Given entries Block Start
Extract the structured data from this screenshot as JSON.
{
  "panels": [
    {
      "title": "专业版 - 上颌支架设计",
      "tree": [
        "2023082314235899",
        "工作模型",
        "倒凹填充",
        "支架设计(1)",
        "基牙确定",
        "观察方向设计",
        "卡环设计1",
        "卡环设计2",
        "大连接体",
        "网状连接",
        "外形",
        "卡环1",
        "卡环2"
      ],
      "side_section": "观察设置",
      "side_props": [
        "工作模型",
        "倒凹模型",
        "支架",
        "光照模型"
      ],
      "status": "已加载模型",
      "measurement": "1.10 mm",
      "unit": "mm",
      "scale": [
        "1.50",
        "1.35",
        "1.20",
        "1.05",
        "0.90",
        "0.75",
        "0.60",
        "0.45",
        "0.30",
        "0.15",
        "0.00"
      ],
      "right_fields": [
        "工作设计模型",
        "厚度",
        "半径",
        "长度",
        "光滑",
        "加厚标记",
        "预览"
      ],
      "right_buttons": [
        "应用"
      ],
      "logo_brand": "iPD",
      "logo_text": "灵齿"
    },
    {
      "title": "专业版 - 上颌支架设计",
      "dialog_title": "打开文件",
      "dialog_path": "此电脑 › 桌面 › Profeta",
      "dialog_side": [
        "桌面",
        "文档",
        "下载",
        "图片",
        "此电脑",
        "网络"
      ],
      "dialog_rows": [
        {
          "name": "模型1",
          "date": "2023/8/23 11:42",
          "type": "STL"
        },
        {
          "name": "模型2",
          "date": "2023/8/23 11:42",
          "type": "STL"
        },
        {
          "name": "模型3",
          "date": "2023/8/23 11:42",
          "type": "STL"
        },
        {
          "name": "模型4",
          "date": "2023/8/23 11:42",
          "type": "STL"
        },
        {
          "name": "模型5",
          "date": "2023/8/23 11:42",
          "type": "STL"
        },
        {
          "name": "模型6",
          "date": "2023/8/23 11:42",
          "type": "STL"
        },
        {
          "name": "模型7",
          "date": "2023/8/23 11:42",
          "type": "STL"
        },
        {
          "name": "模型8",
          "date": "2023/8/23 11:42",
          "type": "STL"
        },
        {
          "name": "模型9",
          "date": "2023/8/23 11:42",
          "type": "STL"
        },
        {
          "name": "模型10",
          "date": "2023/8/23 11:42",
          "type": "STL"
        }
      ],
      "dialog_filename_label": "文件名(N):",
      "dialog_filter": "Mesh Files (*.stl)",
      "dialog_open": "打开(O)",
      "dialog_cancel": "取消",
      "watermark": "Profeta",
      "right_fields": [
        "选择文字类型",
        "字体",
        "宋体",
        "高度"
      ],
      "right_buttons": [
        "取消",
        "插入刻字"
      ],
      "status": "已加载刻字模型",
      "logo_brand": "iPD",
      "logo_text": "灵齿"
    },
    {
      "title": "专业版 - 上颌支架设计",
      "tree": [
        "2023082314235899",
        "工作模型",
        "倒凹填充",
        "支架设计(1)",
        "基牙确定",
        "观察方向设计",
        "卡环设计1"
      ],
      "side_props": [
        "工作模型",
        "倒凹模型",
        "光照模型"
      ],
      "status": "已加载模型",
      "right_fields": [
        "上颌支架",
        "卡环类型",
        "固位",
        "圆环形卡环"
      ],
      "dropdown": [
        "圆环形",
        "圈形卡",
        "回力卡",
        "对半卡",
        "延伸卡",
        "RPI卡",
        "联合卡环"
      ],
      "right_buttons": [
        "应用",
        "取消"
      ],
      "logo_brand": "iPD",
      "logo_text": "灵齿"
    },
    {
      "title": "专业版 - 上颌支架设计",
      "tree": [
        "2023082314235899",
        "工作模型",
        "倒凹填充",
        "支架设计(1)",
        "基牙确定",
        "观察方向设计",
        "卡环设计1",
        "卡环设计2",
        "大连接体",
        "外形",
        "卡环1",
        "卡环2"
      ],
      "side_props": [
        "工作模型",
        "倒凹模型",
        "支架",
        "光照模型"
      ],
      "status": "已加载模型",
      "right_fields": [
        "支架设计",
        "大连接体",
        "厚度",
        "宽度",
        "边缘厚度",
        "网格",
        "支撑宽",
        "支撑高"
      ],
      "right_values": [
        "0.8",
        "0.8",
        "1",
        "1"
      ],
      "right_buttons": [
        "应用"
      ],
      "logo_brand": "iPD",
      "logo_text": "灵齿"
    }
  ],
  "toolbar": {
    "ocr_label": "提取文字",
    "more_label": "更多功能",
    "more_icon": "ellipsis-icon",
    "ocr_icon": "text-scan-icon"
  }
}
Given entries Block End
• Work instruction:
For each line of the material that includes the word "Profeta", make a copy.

• Exercise result:
      "dialog_path": "此电脑 › 桌面 › Profeta",
      "watermark": "Profeta",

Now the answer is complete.